I’ve just completed a webinar with Construction News magazine looking at the importance of retrofitting when it comes to achieving net zero.
This is becoming an increasingly important topic because around 80% of the buildings that we currently work, rest and live in, will still be here by the time we reach the net zero target of 2050.
We must accept that we cannot knock everything down and start again with modern, energy efficient buildings – even if we wanted to.
Not only would that be a crime against history, but it would also generate so much carbon emissions that it would do even more harm.
So, improving the energy efficiency and performance of existing buildings is going to be key to achieving net zero.
Everyone is expecting EPC B to become a legal requirement and has started to act
Why retrofit matters
In 2019, Chris Skidmore MP signed the legally binding commitment to achieve net zero carbon emissions by 2050. This was an increase from the original 80% reduction from 1990 emissions levels in the Climate Change Act of 2008.
What that means for everyone in the UK is that all roads now lead to net zero.
However, whilst we all know the destination, there isn’t a route map. Not only that but everyone is starting from a different place and is on a different pathway.
Some will find it easier than others and some are already further along the journey but we are all heading to the same destination.
Sticking to the carbon budget
In the webinar, I explain how the government has set ‘carbon budgets’ as part of the 2015 Paris Climate agreement. These are legally binding limits on the total amount of greenhouse gas emissions the UK can emit over 5-year periods.
The final statement on the 3rd carbon budget will be made in May 2024 and, whilst we have just about managed to stay where we needed to be within the required amount of carbon emissions, carbon budget 4 is quite a significant reduction in overall carbon emissions.
We can also see that if we carry on with our current performance, we will be miles off from where we need to be, by the time we get to carbon budget 6.
This means that over the next 5 years, we really need to ramp up activity and efforts to decarbonise society, which is going to require several policy levers to be pulled and several incentives to come online to get us to where we need to be.
Commercial offers some easy wins

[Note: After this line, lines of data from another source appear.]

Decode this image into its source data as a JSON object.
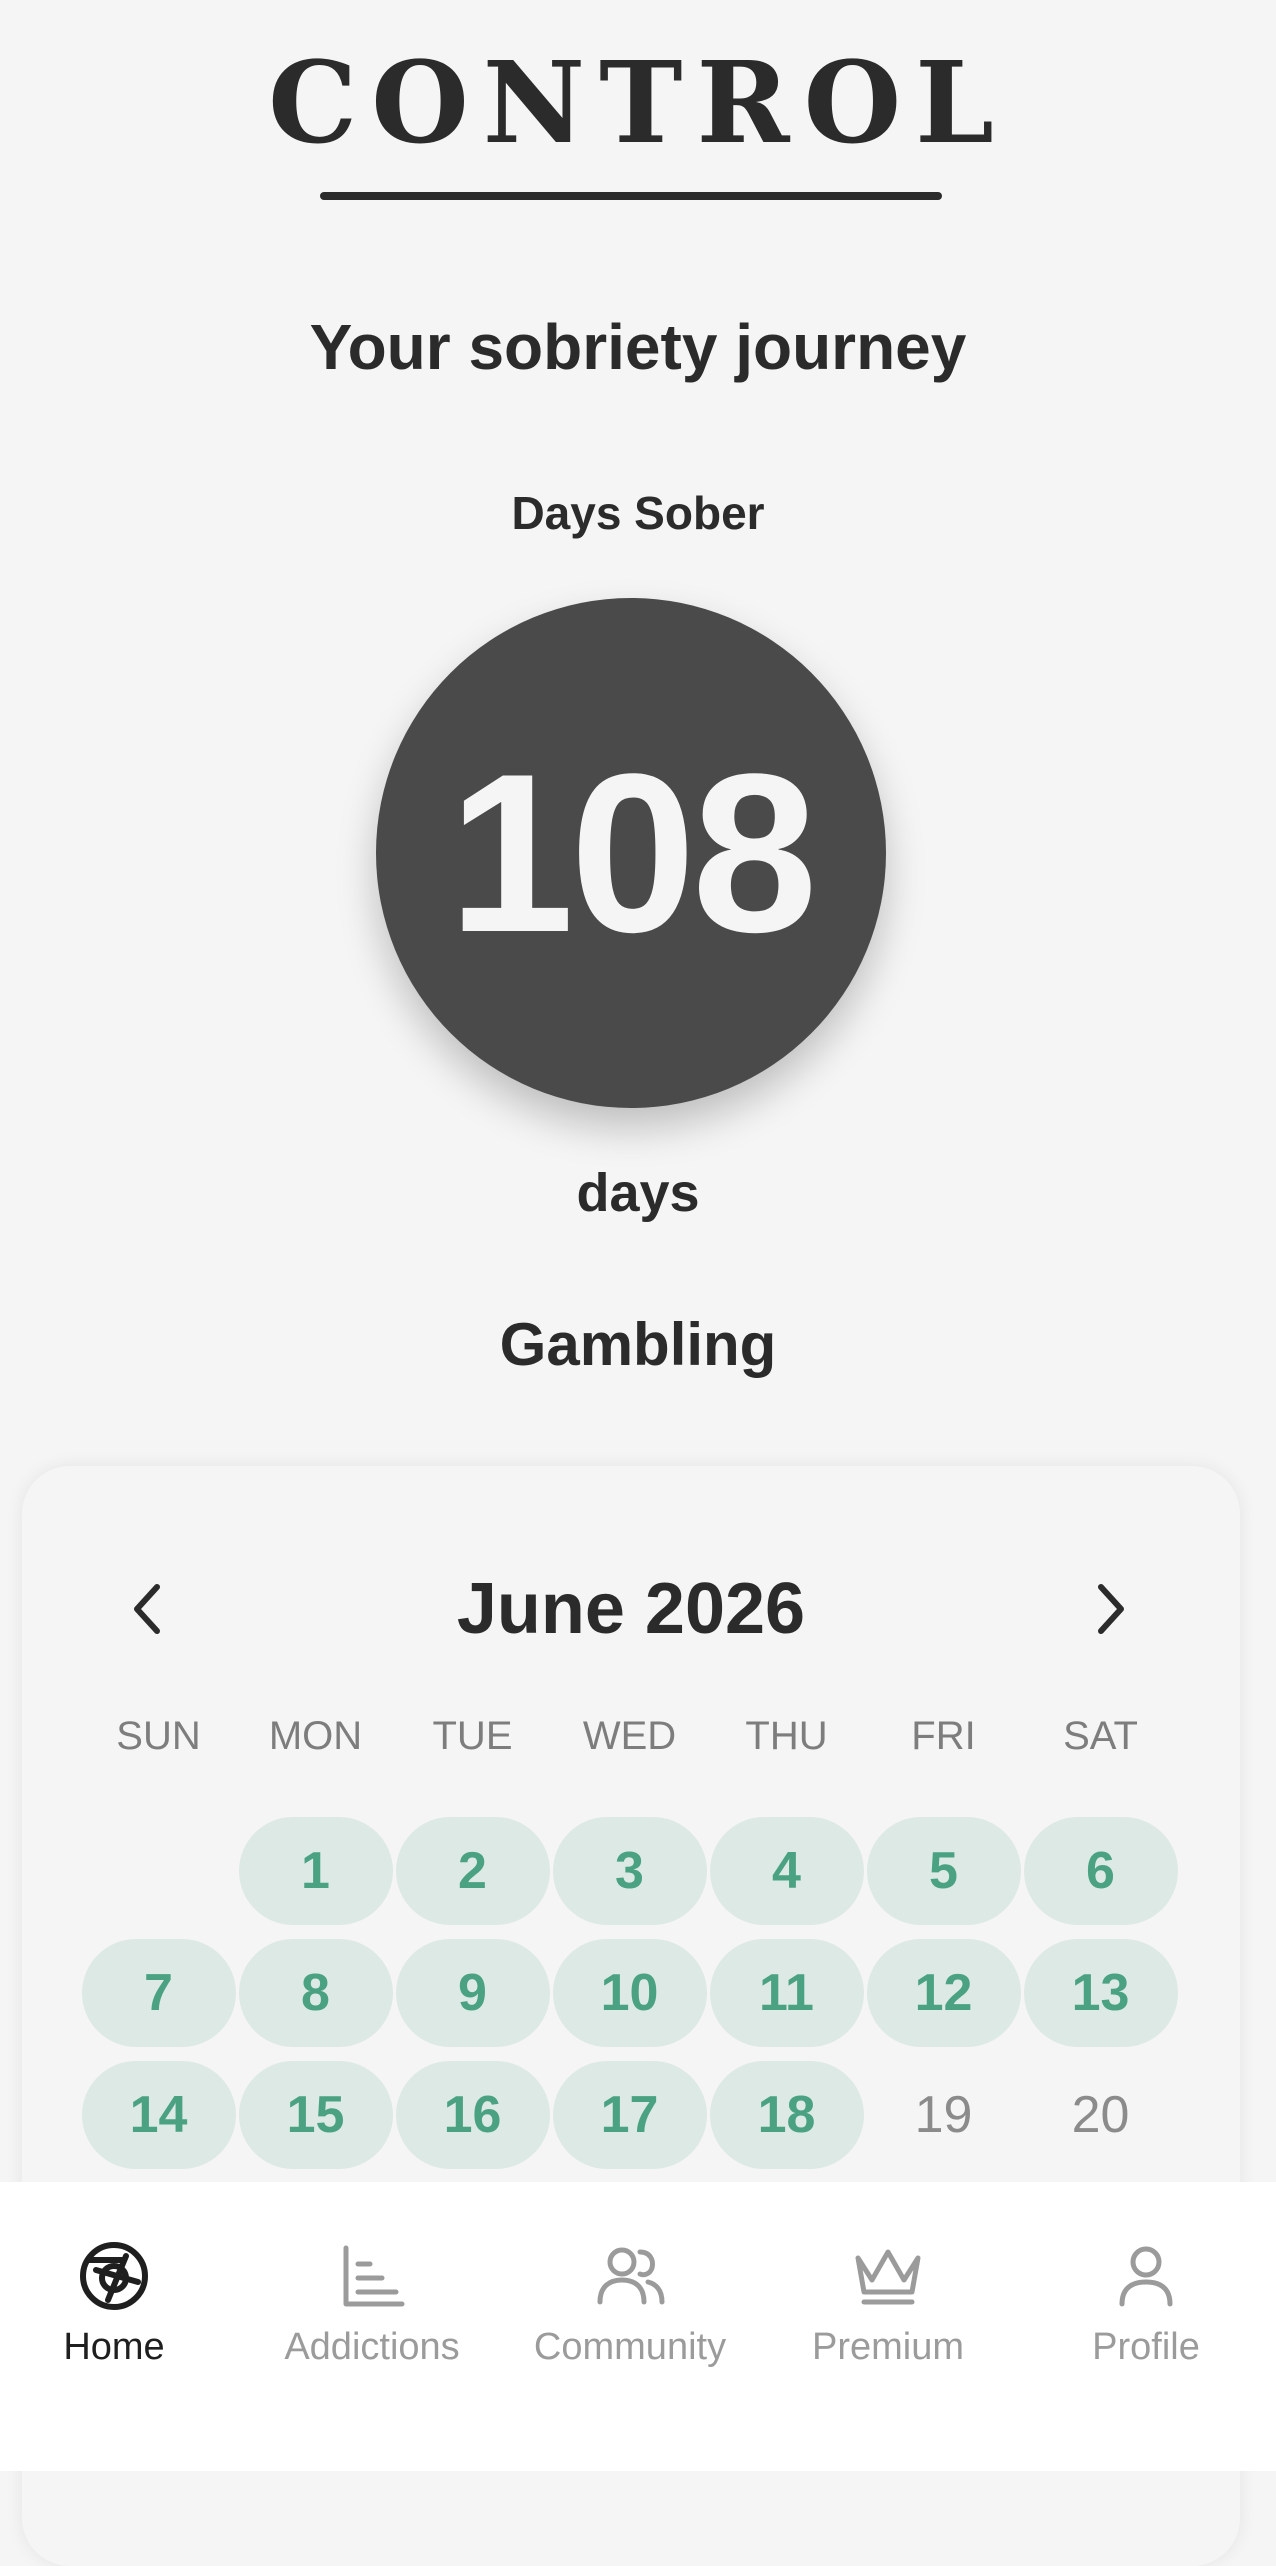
{
  "app": {
    "logo": "CONTROL"
  },
  "journey": {
    "heading": "Your sobriety journey",
    "counter_label": "Days Sober",
    "count": "108",
    "unit": "days",
    "addiction": "Gambling"
  },
  "calendar": {
    "month_title": "June 2026",
    "weekdays": [
      "SUN",
      "MON",
      "TUE",
      "WED",
      "THU",
      "FRI",
      "SAT"
    ],
    "leading_blanks": 1,
    "days": [
      {
        "label": "1",
        "sober": true
      },
      {
        "label": "2",
        "sober": true
      },
      {
        "label": "3",
        "sober": true
      },
      {
        "label": "4",
        "sober": true
      },
      {
        "label": "5",
        "sober": true
      },
      {
        "label": "6",
        "sober": true
      },
      {
        "label": "7",
        "sober": true
      },
      {
        "label": "8",
        "sober": true
      },
      {
        "label": "9",
        "sober": true
      },
      {
        "label": "10",
        "sober": true
      },
      {
        "label": "11",
        "sober": true
      },
      {
        "label": "12",
        "sober": true
      },
      {
        "label": "13",
        "sober": true
      },
      {
        "label": "14",
        "sober": true
      },
      {
        "label": "15",
        "sober": true
      },
      {
        "label": "16",
        "sober": true
      },
      {
        "label": "17",
        "sober": true
      },
      {
        "label": "18",
        "sober": true
      },
      {
        "label": "19",
        "sober": false
      },
      {
        "label": "20",
        "sober": false
      }
    ],
    "colors": {
      "sober_bg": "#dde9e4",
      "sober_text": "#4aa283",
      "plain_text": "#8b8b8b"
    }
  },
  "tabs": [
    {
      "label": "Home",
      "icon": "home-aperture-icon",
      "active": true
    },
    {
      "label": "Addictions",
      "icon": "bar-chart-icon",
      "active": false
    },
    {
      "label": "Community",
      "icon": "users-icon",
      "active": false
    },
    {
      "label": "Premium",
      "icon": "crown-icon",
      "active": false
    },
    {
      "label": "Profile",
      "icon": "user-icon",
      "active": false
    }
  ]
}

There is rightly a lot of focus at the moment on reducing energy use in our homes and everyone is pointing to the target of having 600,000 heat pumps a year installed. There is much comment on what a challenge it will be to train enough people to install this number of heat pumps.
But this is where I would point to the commercial sector and highlight the huge number of commercial buildings that could and should be looked at to really help decarbonise society.

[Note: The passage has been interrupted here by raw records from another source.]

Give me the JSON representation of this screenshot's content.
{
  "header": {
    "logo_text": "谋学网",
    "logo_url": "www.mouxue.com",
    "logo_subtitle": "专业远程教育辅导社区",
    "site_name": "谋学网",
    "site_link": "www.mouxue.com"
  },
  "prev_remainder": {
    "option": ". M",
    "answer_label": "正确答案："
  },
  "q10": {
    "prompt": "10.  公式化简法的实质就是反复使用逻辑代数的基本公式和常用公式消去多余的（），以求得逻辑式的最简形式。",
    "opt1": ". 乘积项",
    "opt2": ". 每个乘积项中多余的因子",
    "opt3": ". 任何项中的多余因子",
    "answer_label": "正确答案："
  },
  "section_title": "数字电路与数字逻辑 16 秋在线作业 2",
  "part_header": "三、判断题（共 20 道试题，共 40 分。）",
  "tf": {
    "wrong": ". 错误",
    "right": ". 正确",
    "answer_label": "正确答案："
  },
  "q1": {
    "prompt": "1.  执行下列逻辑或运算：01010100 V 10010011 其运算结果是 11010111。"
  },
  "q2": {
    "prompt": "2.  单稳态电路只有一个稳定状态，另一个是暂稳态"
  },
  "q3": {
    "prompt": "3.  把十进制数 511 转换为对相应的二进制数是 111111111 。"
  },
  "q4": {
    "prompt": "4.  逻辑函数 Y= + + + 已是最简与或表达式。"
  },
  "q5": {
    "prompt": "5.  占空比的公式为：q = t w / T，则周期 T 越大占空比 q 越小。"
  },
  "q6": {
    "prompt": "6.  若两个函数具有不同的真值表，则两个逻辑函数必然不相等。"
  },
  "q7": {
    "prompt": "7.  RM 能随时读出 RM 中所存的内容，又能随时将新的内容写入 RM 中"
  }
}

There are around 1.75 million non-domestic buildings in England and Wales and around 2.2m in the UK. Approximately 6% are larger than 1,000 sq m and these use over 50% of the energy in the non-domestic arena.
So this is a huge area to look at and if we can remove gas from these buildings and replace it with renewable heat pumps, then we can make a significant contribution to meeting carbon budget 4.

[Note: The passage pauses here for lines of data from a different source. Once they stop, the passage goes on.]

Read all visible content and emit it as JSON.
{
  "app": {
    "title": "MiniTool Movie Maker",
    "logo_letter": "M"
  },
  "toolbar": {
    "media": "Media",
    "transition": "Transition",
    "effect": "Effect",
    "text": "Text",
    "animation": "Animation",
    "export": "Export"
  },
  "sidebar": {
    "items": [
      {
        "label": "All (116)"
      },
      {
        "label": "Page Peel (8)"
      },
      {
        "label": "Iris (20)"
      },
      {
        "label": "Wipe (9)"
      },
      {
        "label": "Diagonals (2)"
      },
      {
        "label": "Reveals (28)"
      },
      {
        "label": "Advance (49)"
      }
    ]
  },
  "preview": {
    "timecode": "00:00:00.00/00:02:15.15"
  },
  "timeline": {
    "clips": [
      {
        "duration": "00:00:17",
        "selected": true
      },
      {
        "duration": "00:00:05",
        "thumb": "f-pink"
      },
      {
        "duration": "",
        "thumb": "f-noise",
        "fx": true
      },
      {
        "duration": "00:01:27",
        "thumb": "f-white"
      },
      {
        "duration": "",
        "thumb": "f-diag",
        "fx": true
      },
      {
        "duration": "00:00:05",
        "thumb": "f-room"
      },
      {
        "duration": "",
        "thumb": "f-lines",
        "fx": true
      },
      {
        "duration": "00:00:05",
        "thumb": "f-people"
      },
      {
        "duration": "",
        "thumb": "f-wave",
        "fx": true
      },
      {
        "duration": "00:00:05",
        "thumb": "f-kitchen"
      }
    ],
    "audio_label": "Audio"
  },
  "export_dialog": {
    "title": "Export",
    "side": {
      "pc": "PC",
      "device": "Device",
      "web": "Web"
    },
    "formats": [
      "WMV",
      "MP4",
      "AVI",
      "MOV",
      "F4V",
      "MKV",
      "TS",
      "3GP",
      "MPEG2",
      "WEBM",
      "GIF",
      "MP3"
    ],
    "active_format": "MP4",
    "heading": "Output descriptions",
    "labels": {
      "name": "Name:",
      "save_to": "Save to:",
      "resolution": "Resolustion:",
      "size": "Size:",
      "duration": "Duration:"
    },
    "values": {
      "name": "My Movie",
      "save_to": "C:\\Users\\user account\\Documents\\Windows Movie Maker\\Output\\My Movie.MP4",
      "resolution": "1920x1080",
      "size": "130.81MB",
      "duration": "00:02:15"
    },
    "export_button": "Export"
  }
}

These commercial heat pumps are available right now and the industry has the dedicated, professional installers to get them fitted.
This is already happening in many public buildings as part of the Public Sector Decarbonisation fund which is heavily oversubscribed each year, showing that demand is there for renewable heating.
A heat pump for every building
We are also seeing a lot of private companies now planning their budgets to remove gas from their sites over the next 2-5 years.
And again, this is where the HVAC professionals can help make a real difference.
There are over 670,000 small, non-domestic buildings below 100m2. There are also nearly 500,000 shops, 350,000 offices and thousands of pubs, hotels, schools, community centres, hospitals, factories and warehouses.
All of them need hot water and all of them can transition from gas to heat pumps.
And all of them will need to do this as the legislation governing energy use in buildings is getting tougher year on year, with the Minimum Energy Efficiency Standard (MEES) likely to move from its current F or G rated to a B rating by 2030.
At least that is what the proposed target is in a published public consultation currently being discussed at the moment. Although not law at this point, everyone is expecting it to become a requirement and has therefore started to act as if it was already passed legislation.
This is estimated to cover around 85% of the non-domestic rented stock, and could deliver up to 10.3TWh in energy savings by 2030, and 4.1MtCO2e of carbon (non-traded) over Carbon Budget 5 (2028-2032).
So, regardless of any moves on the domestic front, the commercial sector can make a real and significant difference, and in the webinar, I highlight some of the solutions available right now.
Chris Newman Zero Carbon Design Manager